Nov 14, 2017

>I don't understand SELinux and I have not found a document that explains for the average Joe like me

This could help: https://people.redhat.com/duffy/selinux/selinux-coloring-boo...

>It took me two nights to figure out that SELinux prevents qemu-libvirt to read certain ROM files that I need.

That is not too hard to imagine. Basically, the rationale is that if qemu/libvirt can read your ROM file, it can probably read other files too, some of which might be sensitive. So the defaults are conservative. Unless your rom file is in a standard location where it expects, it won't read even if the permissions are 644.

>So after scratching my head, I just turned it off altogether

selinux is annoying, but it is worth persisting. Nowadays, most things work well. I think things are bit more stable in RHEL/CentOS than Fedora by definition. So maybe you can try that if you are getting too many selinux related problems.

Aug 10, 2017

Also relavent to permissions:

https://people.redhat.com/duffy/selinux/selinux-coloring-boo...

Feb 02, 2017

Unfortunately, this is an area that could use some work. Tools for writing new policies are a long way away from what they could/should be. If you need something to work with SELinux that doesn't come with a policy you have essentially three options, in order of preference:

1) Develop a new policy from scratch. This is fairly hard, and the tools, such as they are[0], are not great. There's a couple of good resources out there, including [1] which has some good examples, and Dan Walsh's blog [2].

2) Use audit2allow to generate a policy semi-automatically. The resultant policy won't be very clean, and will almost certainly be more permissive than it needs to be, but if 1) is too much work (and I wouldn't blame you for this), then this is the next best thing.

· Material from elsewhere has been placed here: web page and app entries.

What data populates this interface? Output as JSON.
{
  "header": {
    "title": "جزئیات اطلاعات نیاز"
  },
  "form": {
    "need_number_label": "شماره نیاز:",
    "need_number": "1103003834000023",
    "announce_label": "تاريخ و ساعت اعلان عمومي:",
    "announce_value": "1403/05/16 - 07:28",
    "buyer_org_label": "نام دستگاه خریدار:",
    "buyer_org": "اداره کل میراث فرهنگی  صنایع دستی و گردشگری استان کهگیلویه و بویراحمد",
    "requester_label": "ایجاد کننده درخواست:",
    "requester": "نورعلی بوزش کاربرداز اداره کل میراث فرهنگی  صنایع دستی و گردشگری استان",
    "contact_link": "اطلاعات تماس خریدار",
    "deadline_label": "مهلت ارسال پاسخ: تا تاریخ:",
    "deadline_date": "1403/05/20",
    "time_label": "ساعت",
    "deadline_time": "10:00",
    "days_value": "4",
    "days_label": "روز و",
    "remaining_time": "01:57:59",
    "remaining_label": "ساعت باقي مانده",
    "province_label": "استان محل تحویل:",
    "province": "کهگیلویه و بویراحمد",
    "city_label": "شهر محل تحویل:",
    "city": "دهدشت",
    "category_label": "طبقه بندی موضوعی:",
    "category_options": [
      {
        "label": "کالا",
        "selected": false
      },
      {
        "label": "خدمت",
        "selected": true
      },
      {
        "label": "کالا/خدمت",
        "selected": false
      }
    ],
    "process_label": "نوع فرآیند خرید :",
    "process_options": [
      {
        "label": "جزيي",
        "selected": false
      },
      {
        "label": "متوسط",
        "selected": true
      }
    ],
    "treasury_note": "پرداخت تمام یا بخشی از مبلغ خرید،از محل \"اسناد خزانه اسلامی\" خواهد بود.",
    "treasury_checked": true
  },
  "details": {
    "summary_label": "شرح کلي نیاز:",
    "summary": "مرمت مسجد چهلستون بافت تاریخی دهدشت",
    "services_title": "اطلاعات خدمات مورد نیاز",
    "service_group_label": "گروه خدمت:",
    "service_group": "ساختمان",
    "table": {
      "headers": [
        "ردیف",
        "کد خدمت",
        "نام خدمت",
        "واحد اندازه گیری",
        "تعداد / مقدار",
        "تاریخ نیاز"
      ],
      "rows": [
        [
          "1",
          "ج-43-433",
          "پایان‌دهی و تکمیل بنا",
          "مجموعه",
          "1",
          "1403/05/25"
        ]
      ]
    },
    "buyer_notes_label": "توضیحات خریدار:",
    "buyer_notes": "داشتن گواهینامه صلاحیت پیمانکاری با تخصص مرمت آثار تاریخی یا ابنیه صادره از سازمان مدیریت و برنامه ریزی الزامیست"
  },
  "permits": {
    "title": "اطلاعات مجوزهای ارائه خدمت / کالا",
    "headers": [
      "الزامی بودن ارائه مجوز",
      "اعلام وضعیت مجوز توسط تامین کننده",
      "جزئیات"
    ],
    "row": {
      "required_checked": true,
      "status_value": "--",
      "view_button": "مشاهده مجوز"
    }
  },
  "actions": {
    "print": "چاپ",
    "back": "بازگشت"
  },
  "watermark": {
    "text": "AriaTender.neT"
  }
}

3) Run your binary in the unconfined domain (do something like chcon -t unconfined_exec_t /usr/local/bin/foo), but leave the rest of the system enforcing. This will mean your binary itself is able to do anything, but the rest of the system is still protected.

Oh, and if you haven't read it before, you should definitely check out [3](pdf).

0: http://oss.tresys.com/archive/slide.php 1: https://github.com/TresysTechnology/refpolicy/blob/master/po... 2: http://danwalsh.livejournal.com/ 3: https://people.redhat.com/duffy/selinux/selinux-coloring-boo...

Jan 14, 2017

> I'm still to find a decent document that starts from the simple stuff and lets one build a mental concept of how it works before jumping into the more complicated (real-world) use cases.

Well, there is this:

https://people.redhat.com/duffy/selinux/selinux-coloring-boo...

You can link it to repeat offenders who disable SELinux. (That might not be a good idea.)